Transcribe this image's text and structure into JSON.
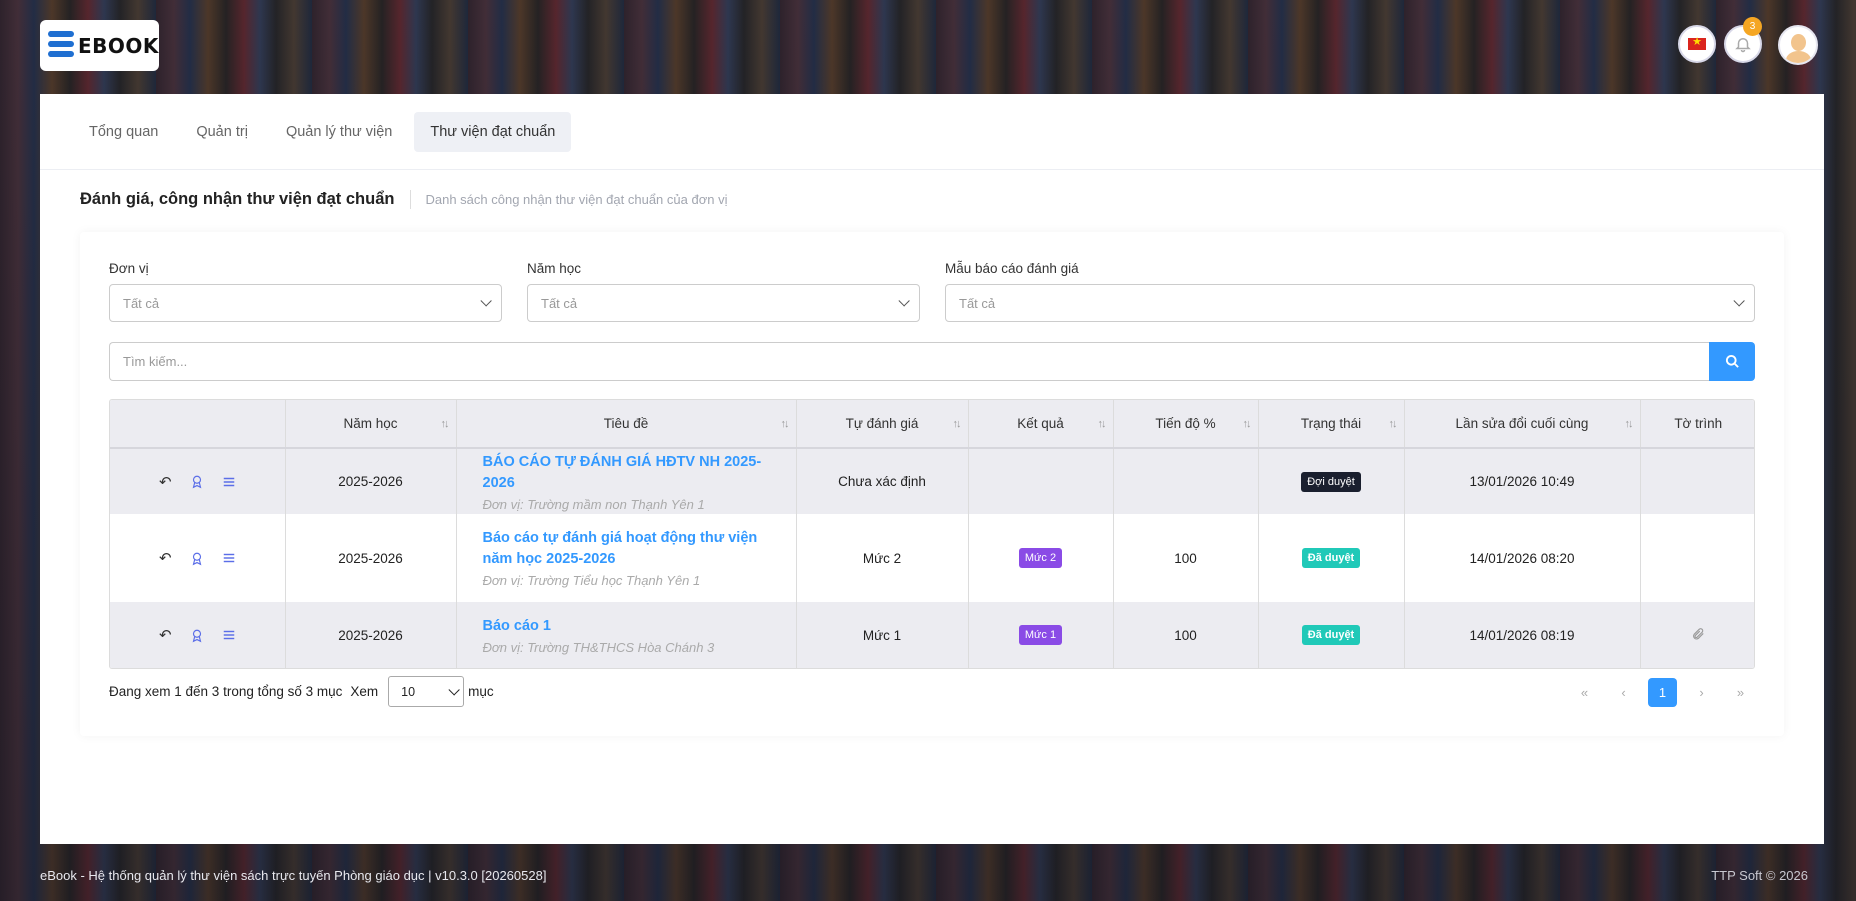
{
  "header": {
    "logo_text": "EBOOK",
    "notification_count": "3",
    "icons": [
      "vn-flag-icon",
      "bell-icon",
      "avatar"
    ]
  },
  "tabs": [
    {
      "label": "Tổng quan"
    },
    {
      "label": "Quản trị"
    },
    {
      "label": "Quản lý thư viện"
    },
    {
      "label": "Thư viện đạt chuẩn"
    }
  ],
  "page": {
    "title": "Đánh giá, công nhận thư viện đạt chuẩn",
    "subtitle": "Danh sách công nhận thư viện đạt chuẩn của đơn vị"
  },
  "filters": {
    "unit": {
      "label": "Đơn vị",
      "value": "Tất cả"
    },
    "year": {
      "label": "Năm học",
      "value": "Tất cả"
    },
    "template": {
      "label": "Mẫu báo cáo đánh giá",
      "value": "Tất cả"
    }
  },
  "search": {
    "placeholder": "Tìm kiếm..."
  },
  "table": {
    "headers": [
      "Năm học",
      "Tiêu đề",
      "Tự đánh giá",
      "Kết quả",
      "Tiến độ %",
      "Trạng thái",
      "Lần sửa đổi cuối cùng",
      "Tờ trình"
    ],
    "rows": [
      {
        "year": "2025-2026",
        "title": "BÁO CÁO TỰ ĐÁNH GIÁ HĐTV NH 2025-2026",
        "unit": "Đơn vị: Trường mầm non Thạnh Yên 1",
        "self_eval": "Chưa xác định",
        "result": "",
        "progress": "",
        "status": "Đợi duyệt",
        "modified": "13/01/2026 10:49"
      },
      {
        "year": "2025-2026",
        "title": "Báo cáo tự đánh giá hoạt động thư viện năm học 2025-2026",
        "unit": "Đơn vị: Trường Tiểu học Thạnh Yên 1",
        "self_eval": "Mức 2",
        "result": "Mức 2",
        "progress": "100",
        "status": "Đã duyệt",
        "modified": "14/01/2026 08:20"
      },
      {
        "year": "2025-2026",
        "title": "Báo cáo 1",
        "unit": "Đơn vị: Trường TH&THCS Hòa Chánh 3",
        "self_eval": "Mức 1",
        "result": "Mức 1",
        "progress": "100",
        "status": "Đã duyệt",
        "modified": "14/01/2026 08:19"
      }
    ]
  },
  "pagination": {
    "info": "Đang xem 1 đến 3 trong tổng số 3 mục",
    "show_label": "Xem",
    "per_page": "10",
    "unit_label": "mục",
    "first": "«",
    "prev": "‹",
    "current": "1",
    "next": "›",
    "last": "»"
  },
  "footer": {
    "left": "eBook - Hệ thống quản lý thư viện sách trực tuyến Phòng giáo dục | v10.3.0 [20260528]",
    "right": "TTP Soft © 2026"
  },
  "colors": {
    "accent": "#3399ff",
    "teal": "#20c9b8",
    "purple": "#8a4be6",
    "dark": "#1a1f2e"
  }
}
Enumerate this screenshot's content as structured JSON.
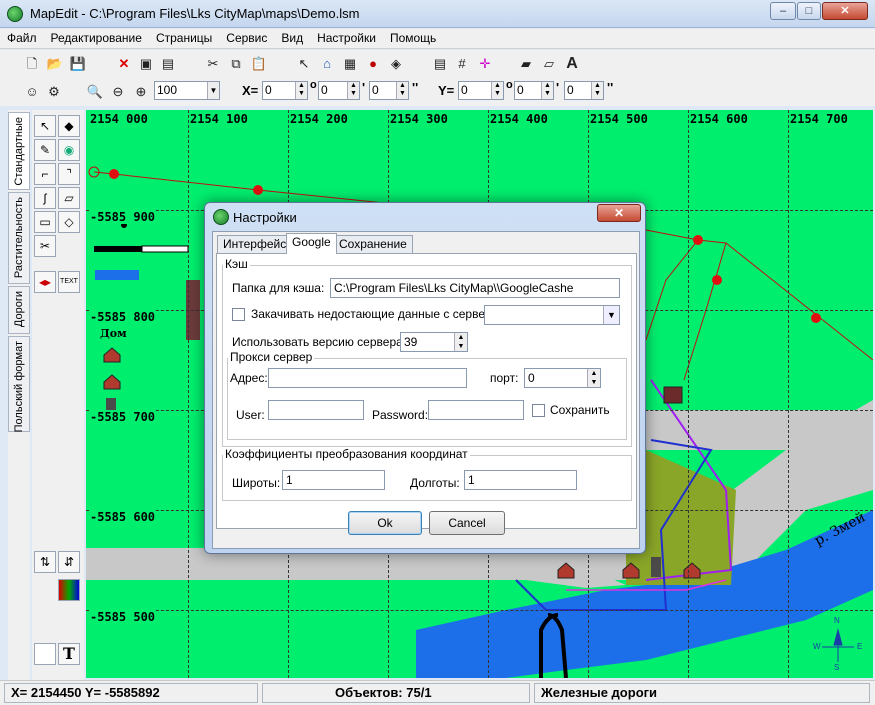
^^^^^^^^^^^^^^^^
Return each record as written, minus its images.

Transcribe this image's text and structure into JSON.
{
  "header": {
    "logo_text": "EBOOK",
    "notification_count": "3",
    "icons": [
      "vn-flag-icon",
      "bell-icon",
      "avatar"
    ]
  },
  "tabs": [
    {
      "label": "Tổng quan"
    },
    {
      "label": "Quản trị"
    },
    {
      "label": "Quản lý thư viện"
    },
    {
      "label": "Thư viện đạt chuẩn"
    }
  ],
  "page": {
    "title": "Đánh giá, công nhận thư viện đạt chuẩn",
    "subtitle": "Danh sách công nhận thư viện đạt chuẩn của đơn vị"
  },
  "filters": {
    "unit": {
      "label": "Đơn vị",
      "value": "Tất cả"
    },
    "year": {
      "label": "Năm học",
      "value": "Tất cả"
    },
    "template": {
      "label": "Mẫu báo cáo đánh giá",
      "value": "Tất cả"
    }
  },
  "search": {
    "placeholder": "Tìm kiếm..."
  },
  "table": {
    "headers": [
      "Năm học",
      "Tiêu đề",
      "Tự đánh giá",
      "Kết quả",
      "Tiến độ %",
      "Trạng thái",
      "Lần sửa đổi cuối cùng",
      "Tờ trình"
    ],
    "rows": [
      {
        "year": "2025-2026",
        "title": "BÁO CÁO TỰ ĐÁNH GIÁ HĐTV NH 2025-2026",
        "unit": "Đơn vị: Trường mầm non Thạnh Yên 1",
        "self_eval": "Chưa xác định",
        "result": "",
        "progress": "",
        "status": "Đợi duyệt",
        "modified": "13/01/2026 10:49"
      },
      {
        "year": "2025-2026",
        "title": "Báo cáo tự đánh giá hoạt động thư viện năm học 2025-2026",
        "unit": "Đơn vị: Trường Tiểu học Thạnh Yên 1",
        "self_eval": "Mức 2",
        "result": "Mức 2",
        "progress": "100",
        "status": "Đã duyệt",
        "modified": "14/01/2026 08:20"
      },
      {
        "year": "2025-2026",
        "title": "Báo cáo 1",
        "unit": "Đơn vị: Trường TH&THCS Hòa Chánh 3",
        "self_eval": "Mức 1",
        "result": "Mức 1",
        "progress": "100",
        "status": "Đã duyệt",
        "modified": "14/01/2026 08:19"
      }
    ]
  },
  "pagination": {
    "info": "Đang xem 1 đến 3 trong tổng số 3 mục",
    "show_label": "Xem",
    "per_page": "10",
    "unit_label": "mục",
    "first": "«",
    "prev": "‹",
    "current": "1",
    "next": "›",
    "last": "»"
  },
  "footer": {
    "left": "eBook - Hệ thống quản lý thư viện sách trực tuyến Phòng giáo dục | v10.3.0 [20260528]",
    "right": "TTP Soft © 2026"
  },
  "colors": {
    "accent": "#3399ff",
    "teal": "#20c9b8",
    "purple": "#8a4be6",
    "dark": "#1a1f2e"
  }
}
Enumerate this screenshot's content as structured JSON.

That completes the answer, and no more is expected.